    3. Now run Tunes again and choose the search option. Look for some CDs that are in the collection, some that some not, and at least one that you added to the original collection.

    4. As written, the search option in Tunes asks for the title, artist, price, and tracks because the CD constructor requires all four pieces of information. There's no need to make the user enter the price and tracks when only the title and artist are relevant to the search. You could pass dummy values to the constructor for the price and tracks, but better yet, you could overload the constructor to the CD class that takes just the title and artist. Now modify the Tunes class so that it prompts for just the title and artist on the search function, then creates a new CD object (using the new two-parameter constructor) and passes it to findCD.

    Test your search option thoroughly!

  4. Now you'll add the remove functionality. A skeleton for a method public void removeCD(CD cd) is already in the CDCollection class. Your job is to complete it so that it removes the given CD from the collection if it is in there; if not, the collection should remain unchanged. Proceed as follows:

    You'll also need to add code in Tunes to get information from the user and call removeCD when they choose the remove option.

    Test the remove functionality. Be sure to try removing more than one CD, removing a CD that is not in the collection, and mixing removes with searches and adds.

    NOTE: You have added some extra methods to the CDCollection class. This means that your javadoc file is out of date. If you have coded things properly, you should be able to remedy this by simply rerunning javadoc. (If you didn't add your comments along the way like you are supposed to! you will need to go do some editing first...

    Magic Squares

    One interesting application of two dimensional arrays is magic squares. A magic square is a square matrix in which the sum of every row, every column, and both diagonals is the same. Magic squares have been studied for many years, and there are some particularly famous magic squares. In this exercise you will write code to determine whether a square is magic.

    File Square.java contains the shell for a class that represents a square matrix. It contains headers for a constructor that takes the size of the square and a scanner to read from, plus headers for methods to read values into the square, print the square, find the sum of a given row, find the sum of a given column, find the sum of the main (or other) diagonal, and determine whether the square is magic.

    File SquareTest.java contains the shell for a program that reads input for squares and tells whether each is a magic square.
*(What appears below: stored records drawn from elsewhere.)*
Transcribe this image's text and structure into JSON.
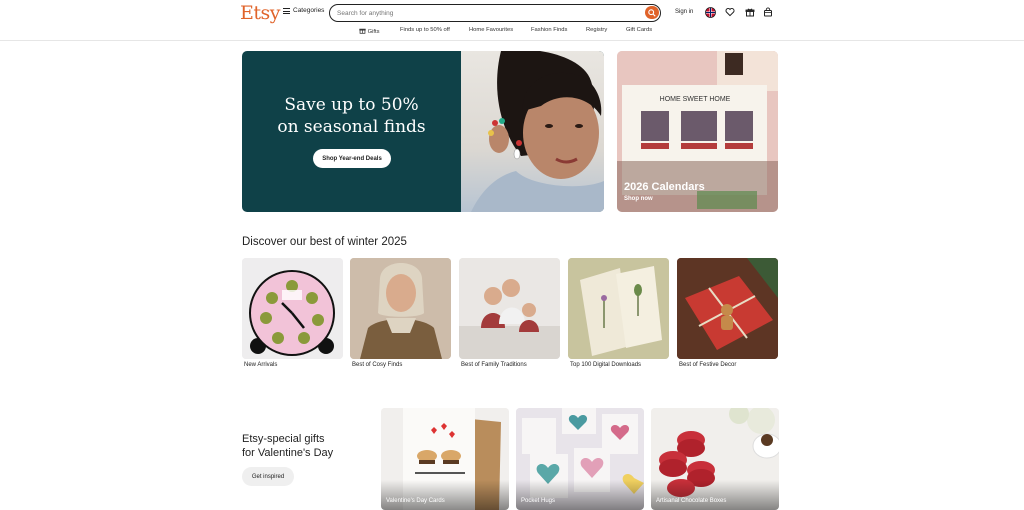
{
  "header": {
    "logo": "Etsy",
    "categories_label": "Categories",
    "search_placeholder": "Search for anything",
    "signin_label": "Sign in",
    "subnav": [
      {
        "label": "Gifts"
      },
      {
        "label": "Finds up to 50% off"
      },
      {
        "label": "Home Favourites"
      },
      {
        "label": "Fashion Finds"
      },
      {
        "label": "Registry"
      },
      {
        "label": "Gift Cards"
      }
    ]
  },
  "hero": {
    "title_line1": "Save up to 50%",
    "title_line2": "on seasonal finds",
    "button_label": "Shop Year-end Deals"
  },
  "calendar_card": {
    "title": "2026 Calendars",
    "cta": "Shop now",
    "poster_title": "HOME SWEET HOME"
  },
  "winter": {
    "title": "Discover our best of winter 2025",
    "tiles": [
      {
        "label": "New Arrivals",
        "icon": "clock-cocktail-icon"
      },
      {
        "label": "Best of Cosy Finds"
      },
      {
        "label": "Best of Family Traditions"
      },
      {
        "label": "Top 100 Digital Downloads"
      },
      {
        "label": "Best of Festive Decor"
      }
    ]
  },
  "valentine": {
    "title_line1": "Etsy-special gifts",
    "title_line2": "for Valentine's Day",
    "button_label": "Get inspired",
    "cards": [
      {
        "label": "Valentine's Day Cards"
      },
      {
        "label": "Pocket Hugs"
      },
      {
        "label": "Artisanal Chocolate Boxes"
      }
    ]
  },
  "colors": {
    "brand": "#e0632a",
    "hero_bg": "#0f4148"
  }
}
Following the comments fill in the remaining code, but take it a piece at a time as follows: